…[T]oday…,creator Vince Gilligan discusses how his vision of the show changed (or didn’t) since day one, takes exception to the notion of Walter White as a sociopath, puts down any Breaking Bad movie rumors, and more. For the full interview, hit the jump.
Season five is going to be split in half. Where are you in filming currently?
VINCE GILLIGAN: We finished shooting the first eight about three weeks ago and I finished doing my pass on the editing of episode six. I still haven’t watched the final two episodes of the first eight; but I’m real happy with the first six. I have every confidence that the final two will be just as great because they were directed and written by some very smart folks. So that’s where we are. We’re almost through the first eight.
Are we going to see you explore the relationship between Walt’s two sons: Jesse and Walt Jr.?
GILLIGAN: I do see Walt Jr. and Jesse as different sides of the same son. The coy[est] answer I can give is that we will continue to deepen the viewer’s understanding of all these characters as much as we can. There are a lot of revelations yet to be played out throughout the final sixteen.
Has your vision for how the show will end changed from day one to now?

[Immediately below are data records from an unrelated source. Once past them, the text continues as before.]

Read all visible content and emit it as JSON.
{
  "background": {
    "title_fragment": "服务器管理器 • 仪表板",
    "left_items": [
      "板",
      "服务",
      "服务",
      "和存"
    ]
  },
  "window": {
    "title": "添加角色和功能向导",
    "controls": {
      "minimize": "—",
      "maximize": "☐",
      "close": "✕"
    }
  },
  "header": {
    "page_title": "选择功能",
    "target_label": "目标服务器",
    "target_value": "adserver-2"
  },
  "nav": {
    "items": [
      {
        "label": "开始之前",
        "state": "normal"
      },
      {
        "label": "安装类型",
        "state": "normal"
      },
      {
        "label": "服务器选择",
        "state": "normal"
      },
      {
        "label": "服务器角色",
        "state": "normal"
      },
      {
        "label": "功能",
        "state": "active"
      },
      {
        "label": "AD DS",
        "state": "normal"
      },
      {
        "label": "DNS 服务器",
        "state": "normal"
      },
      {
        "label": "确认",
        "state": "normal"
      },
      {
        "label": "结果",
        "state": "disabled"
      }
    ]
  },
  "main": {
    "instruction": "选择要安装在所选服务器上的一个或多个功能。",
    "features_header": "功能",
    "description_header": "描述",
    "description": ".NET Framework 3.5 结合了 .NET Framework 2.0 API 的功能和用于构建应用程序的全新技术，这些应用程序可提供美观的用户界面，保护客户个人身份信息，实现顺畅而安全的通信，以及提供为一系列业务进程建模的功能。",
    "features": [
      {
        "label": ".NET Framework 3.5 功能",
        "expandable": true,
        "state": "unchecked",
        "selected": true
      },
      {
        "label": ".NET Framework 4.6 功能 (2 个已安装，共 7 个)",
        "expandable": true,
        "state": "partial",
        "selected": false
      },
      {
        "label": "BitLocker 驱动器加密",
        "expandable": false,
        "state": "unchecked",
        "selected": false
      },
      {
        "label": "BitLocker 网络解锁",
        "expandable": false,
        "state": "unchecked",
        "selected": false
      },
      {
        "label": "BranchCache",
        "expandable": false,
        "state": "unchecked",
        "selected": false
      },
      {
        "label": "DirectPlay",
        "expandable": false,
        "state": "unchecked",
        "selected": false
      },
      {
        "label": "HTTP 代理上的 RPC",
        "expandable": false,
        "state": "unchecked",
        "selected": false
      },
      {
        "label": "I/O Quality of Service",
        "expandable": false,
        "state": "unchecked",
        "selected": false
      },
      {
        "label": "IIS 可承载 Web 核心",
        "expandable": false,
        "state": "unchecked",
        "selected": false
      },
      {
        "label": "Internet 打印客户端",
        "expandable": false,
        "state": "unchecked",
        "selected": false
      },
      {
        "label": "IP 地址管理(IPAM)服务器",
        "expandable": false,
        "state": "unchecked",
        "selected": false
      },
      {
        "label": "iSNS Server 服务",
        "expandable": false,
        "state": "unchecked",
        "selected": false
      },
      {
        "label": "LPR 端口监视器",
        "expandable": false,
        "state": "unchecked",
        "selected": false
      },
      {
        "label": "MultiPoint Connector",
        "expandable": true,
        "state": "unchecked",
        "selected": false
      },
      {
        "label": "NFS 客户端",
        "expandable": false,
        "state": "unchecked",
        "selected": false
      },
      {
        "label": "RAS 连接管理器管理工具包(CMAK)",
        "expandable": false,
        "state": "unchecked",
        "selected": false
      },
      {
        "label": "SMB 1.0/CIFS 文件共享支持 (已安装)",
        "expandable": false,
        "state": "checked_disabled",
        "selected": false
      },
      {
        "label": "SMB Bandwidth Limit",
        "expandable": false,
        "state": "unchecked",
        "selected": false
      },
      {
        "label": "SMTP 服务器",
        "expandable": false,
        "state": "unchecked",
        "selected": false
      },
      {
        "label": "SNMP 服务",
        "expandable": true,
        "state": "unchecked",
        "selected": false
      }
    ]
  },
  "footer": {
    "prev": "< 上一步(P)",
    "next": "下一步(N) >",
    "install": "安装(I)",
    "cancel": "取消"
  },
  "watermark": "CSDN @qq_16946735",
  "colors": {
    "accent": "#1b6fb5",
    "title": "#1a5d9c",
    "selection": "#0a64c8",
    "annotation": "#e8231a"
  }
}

GILLIGAN: Immensely. There’s my vision of the show and then there’s of how it would be received. I can’t believe I’m here at Comic Con talking about the show. I didn’t believe for the longest time it would see the light of day. I didn’t think we would even shoot a pilot. And then once we did shoot a pilot, I had trouble believing it would go on air as a series. And then when it did go on air for a year/year and a half, I thought the most story we could possibly milk out of this thing would be three years. And now look here we are at the beginning of season five. My vision for how things would shake out and how much people would enjoy it continues to astound. But as far as the story goes, we have abided pretty closely to the original pitch we gave to Sony – which was we’re going to take Mr. Chips and turn him into Scarface. We have abided by that. All the twists and turns of character we have produced over the seasons – I certainly have not seen all of them coming. My writers and I have come up with them week-by-week and day-by-day. But the ultimate point of the show: taking a good man and, by will, transforming himself into a bad man. That was always with me from the beginning.
For those not quite in the know: Alan Spencer, TVWriter™ and LB buddy, created/wrote/produced both series. You’ve missed your chance at first-run SLEDGEHAMMER, but BULLET IN THE FACE debuts on IFC next month.
And, speaking of BULLET IN THE FACE, Dish Network has dropped IFC and all the AMC networks. Which could be a problem for viewers, humor aficionados like us, BULLET IN THE FACE as a series, and even the godawful rich and successful Alan Spencer.
Big guns and helicopters and bombs and the pretty actors and actresses that support them cost money. Help Alan indulge his expensive habits. Dish subscribers don’t have to take this lying down. Find out what you can do.
And while we’re at it, Dish customers have also just been screwed out of:
Okay, so KENDRA and BRAXTON are no big deal, but the others – c’mon.